Rosas v. Sarbanand Farms
Fighting against highly abusive working condition.
Worker Justice – IMPACT LITIGATION
This is a case about highly abusive working condition where a sophisticated employer took advantage of vulnerable and impoverished foreign H-2A workers. The use of H-2A workers is exploding in Washington state, and we have to make sure the safety and health of these workers is paramount.
H-2A farmworkers are the most vulnerable field workers in the United States as they are exempt from the primary federal law that protects all other farmworkers, even undocumented farmworkers. They also are highly susceptible to retaliation as labor recruiters in foreign countries routinely blacklist H-2A workers who try to improve their working conditions. H-2A farmworkers come from rural, impoverished villages and are often heavily indebted when they enter the United States. Their work visas bind them to one employer with no freedom to seek other employment if working conditions are substandard. Therefore, their only choice is to keep working or go back to their home country.
H-2A farmworkers who picked blueberries at Sarbanand Farms in Sumas, Washington last year filed an employment rights class action against Sarbanand and its parent company, Munger Bros., alleging violations of the federal Trafficking Victims Protection Act (TVPA) through a pattern of threats and intimidation that caused its H-2A workforce to believe they would suffer serious harm unless they fully submitted to the company’s labor demands. Columbia Legal Services together with Adam Berger and Lindsay Halm from Schroeter, Goldmark & Bender, filed on their behalf.
The lawsuit alleges that when the H-2A workers arrived at Sarbanand in July, a top management official informed them they had to be in the field working every day “unless they were on their death bed.” An H-2A farmworker employed at Sarbanand, Honesto Silva, died after being taken away from the labor camp in an ambulance and causing grave concerns from remaining workers about Sarbanand’s commitment to worker health and safety. In addition to the TVPA claims, the suit alleges this same pattern also violated the Washington Law Against Discrimination because it created a hostile work environment based on the H-2A workers’ national origin and violated their right to be free from discrimination in employment.

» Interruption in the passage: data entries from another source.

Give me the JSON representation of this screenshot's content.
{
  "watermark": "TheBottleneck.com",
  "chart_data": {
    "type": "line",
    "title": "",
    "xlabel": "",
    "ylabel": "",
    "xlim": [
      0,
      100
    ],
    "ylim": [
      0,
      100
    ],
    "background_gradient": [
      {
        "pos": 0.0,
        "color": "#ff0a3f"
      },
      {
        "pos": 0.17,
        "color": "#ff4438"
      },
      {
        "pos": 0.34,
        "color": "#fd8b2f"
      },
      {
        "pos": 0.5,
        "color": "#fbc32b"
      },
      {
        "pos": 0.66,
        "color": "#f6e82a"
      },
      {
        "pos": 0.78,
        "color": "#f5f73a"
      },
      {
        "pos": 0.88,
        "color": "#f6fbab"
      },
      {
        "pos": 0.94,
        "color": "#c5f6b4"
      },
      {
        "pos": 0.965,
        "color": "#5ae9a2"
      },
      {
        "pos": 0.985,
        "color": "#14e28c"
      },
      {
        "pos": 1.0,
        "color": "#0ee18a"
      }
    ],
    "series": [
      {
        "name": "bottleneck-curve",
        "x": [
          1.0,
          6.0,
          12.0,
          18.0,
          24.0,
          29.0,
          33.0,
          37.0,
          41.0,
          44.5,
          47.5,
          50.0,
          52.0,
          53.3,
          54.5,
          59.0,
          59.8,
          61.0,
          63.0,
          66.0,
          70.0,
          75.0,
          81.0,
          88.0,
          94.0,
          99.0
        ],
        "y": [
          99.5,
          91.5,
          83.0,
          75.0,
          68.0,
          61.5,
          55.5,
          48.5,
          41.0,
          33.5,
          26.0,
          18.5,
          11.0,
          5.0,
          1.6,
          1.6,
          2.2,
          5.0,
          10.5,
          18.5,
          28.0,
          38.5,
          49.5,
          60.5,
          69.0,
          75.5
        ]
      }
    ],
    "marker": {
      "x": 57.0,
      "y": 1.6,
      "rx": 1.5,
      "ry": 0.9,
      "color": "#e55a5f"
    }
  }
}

The workers also sued an unlicensed farm labor contractor, CSI Visa Processing, for failing to comply with the Washington Farm Labor Contractor Act.
Aviso de Clase - Rosas v. Sarbanand Farms
Si usted pizcó arándano como trabajador agrícola H-2A en el 2017 en Sarbanand Farms en Sumas, Washington se llegó a un acuerdo propuesto de compensación económica y afectará sus derechos.